[Records contained in a dataset]
┏━━
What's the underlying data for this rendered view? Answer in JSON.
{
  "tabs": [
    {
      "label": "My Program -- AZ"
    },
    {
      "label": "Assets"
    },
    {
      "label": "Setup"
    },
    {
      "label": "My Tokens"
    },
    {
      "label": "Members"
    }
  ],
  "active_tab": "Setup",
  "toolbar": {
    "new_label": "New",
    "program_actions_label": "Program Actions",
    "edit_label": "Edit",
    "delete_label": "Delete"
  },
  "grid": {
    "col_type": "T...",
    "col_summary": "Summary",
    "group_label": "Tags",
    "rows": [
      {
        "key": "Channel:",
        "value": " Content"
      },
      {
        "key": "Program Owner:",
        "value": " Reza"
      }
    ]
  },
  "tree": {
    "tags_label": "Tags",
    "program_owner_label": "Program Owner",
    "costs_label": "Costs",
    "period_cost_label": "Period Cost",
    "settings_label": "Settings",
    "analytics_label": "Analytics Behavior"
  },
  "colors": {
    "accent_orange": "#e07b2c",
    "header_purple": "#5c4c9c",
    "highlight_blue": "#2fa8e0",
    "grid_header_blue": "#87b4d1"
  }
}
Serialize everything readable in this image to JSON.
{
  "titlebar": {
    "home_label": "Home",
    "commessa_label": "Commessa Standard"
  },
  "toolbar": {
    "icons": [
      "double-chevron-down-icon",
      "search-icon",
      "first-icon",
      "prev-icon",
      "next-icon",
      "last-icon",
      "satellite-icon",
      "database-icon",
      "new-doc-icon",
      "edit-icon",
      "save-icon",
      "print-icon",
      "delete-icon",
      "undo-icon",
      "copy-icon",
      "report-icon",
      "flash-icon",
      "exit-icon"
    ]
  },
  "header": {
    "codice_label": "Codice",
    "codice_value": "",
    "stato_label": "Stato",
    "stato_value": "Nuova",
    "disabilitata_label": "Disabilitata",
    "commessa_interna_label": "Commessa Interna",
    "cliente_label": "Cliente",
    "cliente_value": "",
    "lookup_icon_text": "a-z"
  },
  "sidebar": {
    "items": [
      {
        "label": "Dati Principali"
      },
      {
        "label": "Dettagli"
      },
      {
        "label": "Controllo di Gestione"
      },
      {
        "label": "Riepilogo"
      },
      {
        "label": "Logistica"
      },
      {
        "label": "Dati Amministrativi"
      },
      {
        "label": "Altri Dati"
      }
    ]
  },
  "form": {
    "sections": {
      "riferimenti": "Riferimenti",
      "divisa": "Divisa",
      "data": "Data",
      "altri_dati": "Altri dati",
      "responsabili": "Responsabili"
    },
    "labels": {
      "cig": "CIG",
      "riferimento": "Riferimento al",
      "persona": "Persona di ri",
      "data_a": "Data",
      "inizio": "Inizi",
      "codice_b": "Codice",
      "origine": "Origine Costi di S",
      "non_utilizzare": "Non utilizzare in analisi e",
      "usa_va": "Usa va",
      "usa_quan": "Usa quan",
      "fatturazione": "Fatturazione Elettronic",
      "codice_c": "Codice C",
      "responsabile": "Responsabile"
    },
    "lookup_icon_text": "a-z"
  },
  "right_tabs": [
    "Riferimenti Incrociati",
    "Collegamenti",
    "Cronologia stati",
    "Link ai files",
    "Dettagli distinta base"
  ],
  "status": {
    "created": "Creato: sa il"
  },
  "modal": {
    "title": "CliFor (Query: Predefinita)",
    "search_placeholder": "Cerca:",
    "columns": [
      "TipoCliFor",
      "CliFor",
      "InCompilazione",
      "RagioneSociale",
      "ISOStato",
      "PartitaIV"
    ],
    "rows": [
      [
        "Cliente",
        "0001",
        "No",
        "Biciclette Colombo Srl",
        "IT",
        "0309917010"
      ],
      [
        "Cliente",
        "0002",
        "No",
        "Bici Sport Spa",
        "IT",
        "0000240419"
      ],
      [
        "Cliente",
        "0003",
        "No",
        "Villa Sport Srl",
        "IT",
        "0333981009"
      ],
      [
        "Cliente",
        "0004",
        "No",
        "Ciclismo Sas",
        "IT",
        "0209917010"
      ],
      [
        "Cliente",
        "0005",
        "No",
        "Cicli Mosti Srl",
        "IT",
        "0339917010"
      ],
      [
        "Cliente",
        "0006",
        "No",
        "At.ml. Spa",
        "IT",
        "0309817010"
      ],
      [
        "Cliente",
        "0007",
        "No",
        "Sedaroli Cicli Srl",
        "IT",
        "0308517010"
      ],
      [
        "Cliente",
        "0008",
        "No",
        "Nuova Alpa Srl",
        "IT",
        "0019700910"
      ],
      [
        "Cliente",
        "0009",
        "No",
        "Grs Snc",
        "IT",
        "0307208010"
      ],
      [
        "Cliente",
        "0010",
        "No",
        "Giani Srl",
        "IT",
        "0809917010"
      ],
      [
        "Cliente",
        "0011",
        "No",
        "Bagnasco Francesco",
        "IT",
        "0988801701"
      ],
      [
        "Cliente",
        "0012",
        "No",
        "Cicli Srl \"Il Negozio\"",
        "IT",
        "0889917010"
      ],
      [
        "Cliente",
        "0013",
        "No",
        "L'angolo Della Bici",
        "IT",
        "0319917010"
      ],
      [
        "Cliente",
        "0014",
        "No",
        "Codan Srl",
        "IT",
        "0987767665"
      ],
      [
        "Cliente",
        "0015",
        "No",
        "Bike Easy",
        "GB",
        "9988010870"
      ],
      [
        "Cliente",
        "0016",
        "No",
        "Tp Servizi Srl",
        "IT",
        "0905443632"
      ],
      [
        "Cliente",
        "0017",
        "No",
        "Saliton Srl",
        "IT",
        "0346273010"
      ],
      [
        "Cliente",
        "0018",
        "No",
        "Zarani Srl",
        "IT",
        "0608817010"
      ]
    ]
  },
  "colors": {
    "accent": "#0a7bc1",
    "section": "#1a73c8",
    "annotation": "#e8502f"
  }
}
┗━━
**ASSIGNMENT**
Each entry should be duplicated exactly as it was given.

**COMPLETED TASK**
What's the underlying data for this rendered view? Answer in JSON.
{
  "tabs": [
    {
      "label": "My Program -- AZ"
    },
    {
      "label": "Assets"
    },
    {
      "label": "Setup"
    },
    {
      "label": "My Tokens"
    },
    {
      "label": "Members"
    }
  ],
  "active_tab": "Setup",
  "toolbar": {
    "new_label": "New",
    "program_actions_label": "Program Actions",
    "edit_label": "Edit",
    "delete_label": "Delete"
  },
  "grid": {
    "col_type": "T...",
    "col_summary": "Summary",
    "group_label": "Tags",
    "rows": [
      {
        "key": "Channel:",
        "value": " Content"
      },
      {
        "key": "Program Owner:",
        "value": " Reza"
      }
    ]
  },
  "tree": {
    "tags_label": "Tags",
    "program_owner_label": "Program Owner",
    "costs_label": "Costs",
    "period_cost_label": "Period Cost",
    "settings_label": "Settings",
    "analytics_label": "Analytics Behavior"
  },
  "colors": {
    "accent_orange": "#e07b2c",
    "header_purple": "#5c4c9c",
    "highlight_blue": "#2fa8e0",
    "grid_header_blue": "#87b4d1"
  }
}
Serialize everything readable in this image to JSON.
{
  "titlebar": {
    "home_label": "Home",
    "commessa_label": "Commessa Standard"
  },
  "toolbar": {
    "icons": [
      "double-chevron-down-icon",
      "search-icon",
      "first-icon",
      "prev-icon",
      "next-icon",
      "last-icon",
      "satellite-icon",
      "database-icon",
      "new-doc-icon",
      "edit-icon",
      "save-icon",
      "print-icon",
      "delete-icon",
      "undo-icon",
      "copy-icon",
      "report-icon",
      "flash-icon",
      "exit-icon"
    ]
  },
  "header": {
    "codice_label": "Codice",
    "codice_value": "",
    "stato_label": "Stato",
    "stato_value": "Nuova",
    "disabilitata_label": "Disabilitata",
    "commessa_interna_label": "Commessa Interna",
    "cliente_label": "Cliente",
    "cliente_value": "",
    "lookup_icon_text": "a-z"
  },
  "sidebar": {
    "items": [
      {
        "label": "Dati Principali"
      },
      {
        "label": "Dettagli"
      },
      {
        "label": "Controllo di Gestione"
      },
      {
        "label": "Riepilogo"
      },
      {
        "label": "Logistica"
      },
      {
        "label": "Dati Amministrativi"
      },
      {
        "label": "Altri Dati"
      }
    ]
  },
  "form": {
    "sections": {
      "riferimenti": "Riferimenti",
      "divisa": "Divisa",
      "data": "Data",
      "altri_dati": "Altri dati",
      "responsabili": "Responsabili"
    },
    "labels": {
      "cig": "CIG",
      "riferimento": "Riferimento al",
      "persona": "Persona di ri",
      "data_a": "Data",
      "inizio": "Inizi",
      "codice_b": "Codice",
      "origine": "Origine Costi di S",
      "non_utilizzare": "Non utilizzare in analisi e",
      "usa_va": "Usa va",
      "usa_quan": "Usa quan",
      "fatturazione": "Fatturazione Elettronic",
      "codice_c": "Codice C",
      "responsabile": "Responsabile"
    },
    "lookup_icon_text": "a-z"
  },
  "right_tabs": [
    "Riferimenti Incrociati",
    "Collegamenti",
    "Cronologia stati",
    "Link ai files",
    "Dettagli distinta base"
  ],
  "status": {
    "created": "Creato: sa il"
  },
  "modal": {
    "title": "CliFor (Query: Predefinita)",
    "search_placeholder": "Cerca:",
    "columns": [
      "TipoCliFor",
      "CliFor",
      "InCompilazione",
      "RagioneSociale",
      "ISOStato",
      "PartitaIV"
    ],
    "rows": [
      [
        "Cliente",
        "0001",
        "No",
        "Biciclette Colombo Srl",
        "IT",
        "0309917010"
      ],
      [
        "Cliente",
        "0002",
        "No",
        "Bici Sport Spa",
        "IT",
        "0000240419"
      ],
      [
        "Cliente",
        "0003",
        "No",
        "Villa Sport Srl",
        "IT",
        "0333981009"
      ],
      [
        "Cliente",
        "0004",
        "No",
        "Ciclismo Sas",
        "IT",
        "0209917010"
      ],
      [
        "Cliente",
        "0005",
        "No",
        "Cicli Mosti Srl",
        "IT",
        "0339917010"
      ],
      [
        "Cliente",
        "0006",
        "No",
        "At.ml. Spa",
        "IT",
        "0309817010"
      ],
      [
        "Cliente",
        "0007",
        "No",
        "Sedaroli Cicli Srl",
        "IT",
        "0308517010"
      ],
      [
        "Cliente",
        "0008",
        "No",
        "Nuova Alpa Srl",
        "IT",
        "0019700910"
      ],
      [
        "Cliente",
        "0009",
        "No",
        "Grs Snc",
        "IT",
        "0307208010"
      ],
      [
        "Cliente",
        "0010",
        "No",
        "Giani Srl",
        "IT",
        "0809917010"
      ],
      [
        "Cliente",
        "0011",
        "No",
        "Bagnasco Francesco",
        "IT",
        "0988801701"
      ],
      [
        "Cliente",
        "0012",
        "No",
        "Cicli Srl \"Il Negozio\"",
        "IT",
        "0889917010"
      ],
      [
        "Cliente",
        "0013",
        "No",
        "L'angolo Della Bici",
        "IT",
        "0319917010"
      ],
      [
        "Cliente",
        "0014",
        "No",
        "Codan Srl",
        "IT",
        "0987767665"
      ],
      [
        "Cliente",
        "0015",
        "No",
        "Bike Easy",
        "GB",
        "9988010870"
      ],
      [
        "Cliente",
        "0016",
        "No",
        "Tp Servizi Srl",
        "IT",
        "0905443632"
      ],
      [
        "Cliente",
        "0017",
        "No",
        "Saliton Srl",
        "IT",
        "0346273010"
      ],
      [
        "Cliente",
        "0018",
        "No",
        "Zarani Srl",
        "IT",
        "0608817010"
      ]
    ]
  },
  "colors": {
    "accent": "#0a7bc1",
    "section": "#1a73c8",
    "annotation": "#e8502f"
  }
}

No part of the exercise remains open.